Following Estonian designers are represented at the photo exhibition: Aldo Järvsoo, Hyrv, Kaia Saarna, Liisa Soolepp, Luminée, Samelin, Studio August, Tanel Veenre, Triinu Pungits.
At the opening of the exhibition, the art director Piret Puppart will introduce the project. A welcome drink is provided by Rotermann.
The photo exhibition in the Palm Gallery will remain open until November 30, 2023.
PoCo is a Pop art museum that presents the works of world-famous artists like Warhol, Banksy, Koons, Lichtenstein, Haring, Hirst, Hockney, Basquiat, Kusama etc.

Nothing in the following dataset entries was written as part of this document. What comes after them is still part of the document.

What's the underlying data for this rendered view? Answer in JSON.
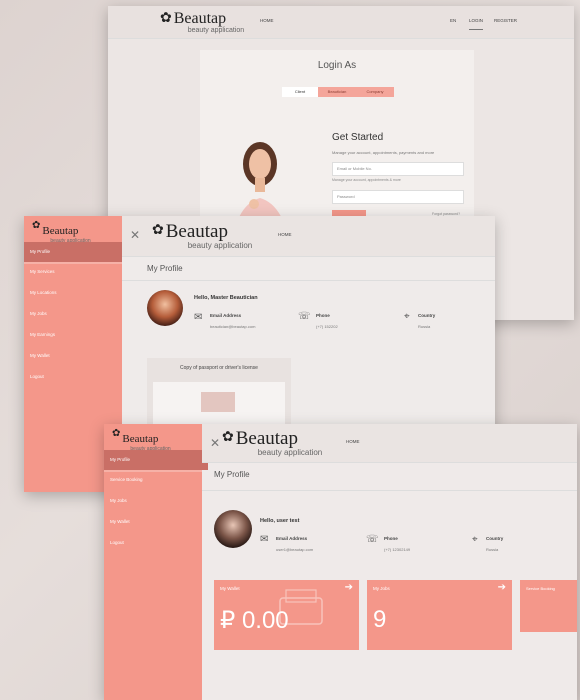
{
  "brand": {
    "name": "Beautap",
    "tagline": "beauty application",
    "flower": "✿"
  },
  "screen1": {
    "nav": {
      "home": "HOME",
      "lang": "EN",
      "login": "LOGIN",
      "register": "REGISTER"
    },
    "login_as": "Login As",
    "roles": [
      "Client",
      "Beautician",
      "Company"
    ],
    "get_started": "Get Started",
    "intro": "Manage your account, appointments, payments and more",
    "email_placeholder": "Email or Mobile No.",
    "email_help": "Manage your account, appointments & more",
    "password_placeholder": "Password",
    "forgot": "Forgot password?"
  },
  "screen2": {
    "nav": {
      "home": "HOME"
    },
    "sidebar": [
      "My Profile",
      "My Services",
      "My Locations",
      "My Jobs",
      "My Earnings",
      "My Wallet",
      "Logout"
    ],
    "page_title": "My Profile",
    "hello": "Hello, Master Beautician",
    "email_label": "Email Address",
    "email_value": "beautician@beautap.com",
    "phone_label": "Phone",
    "phone_value": "(+7) 152202",
    "country_label": "Country",
    "country_value": "Russia",
    "doc_title": "Copy of passport or driver's license"
  },
  "screen3": {
    "nav": {
      "home": "HOME"
    },
    "sidebar": [
      "My Profile",
      "Service Booking",
      "My Jobs",
      "My Wallet",
      "Logout"
    ],
    "page_title": "My Profile",
    "hello": "Hello, user test",
    "email_label": "Email Address",
    "email_value": "user1@beautap.com",
    "phone_label": "Phone",
    "phone_value": "(+7) 12302149",
    "country_label": "Country",
    "country_value": "Russia",
    "tiles": [
      {
        "title": "My Wallet",
        "value": "₽ 0.00"
      },
      {
        "title": "My Jobs",
        "value": "9"
      },
      {
        "title": "Service Booking",
        "value": ""
      }
    ]
  },
  "colors": {
    "accent": "#f4978a",
    "accent_dark": "#c96f66",
    "bg": "#ece6e4"
  }
}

Pop art is bold, ironic, and combines socio-criticism with the symbiosis of thought games. Pop art will never end, as the world around us and societal impulses constantly create new opportunities for protest, finding new connections, and just having fun. PoCo offers Pop art classics but constantly surprises with something new.
One and the same item can be perceived entirely differently depending on the space in which we view it. In a furniture store, a chair might just be a chair and a table might just be a table, but place that item in a gallery and it gives us the opportunity to view it as a piece of art, a sculptural form, something that tells a story.
The Intera Furniture Showroom, in cooperation with the KOOS Gallery, has selected everyday items that have become design classics and legends in their own right. We take a closer look at the fine line between art and design.
After this year's Tallinn Design Festival, get ready for another exciting event, since on 27 September, Fotografiska opens a large-scale retrospective exhibition of Toomas Volkmann’s work, telling the artist’s story in more than 100 photographs from his 30-year creative journey.
The importance of the exhibition lies not only in the unravelling of the artist’s own world, but also in the sensitive mapping of an era, from the painful brittleness of the 1990s to the arrogant aesthetics of the 2010s. For the first time, the exhibition will occupy not only the exhibition hall but also the 1st and 6th floors of Fotografiska.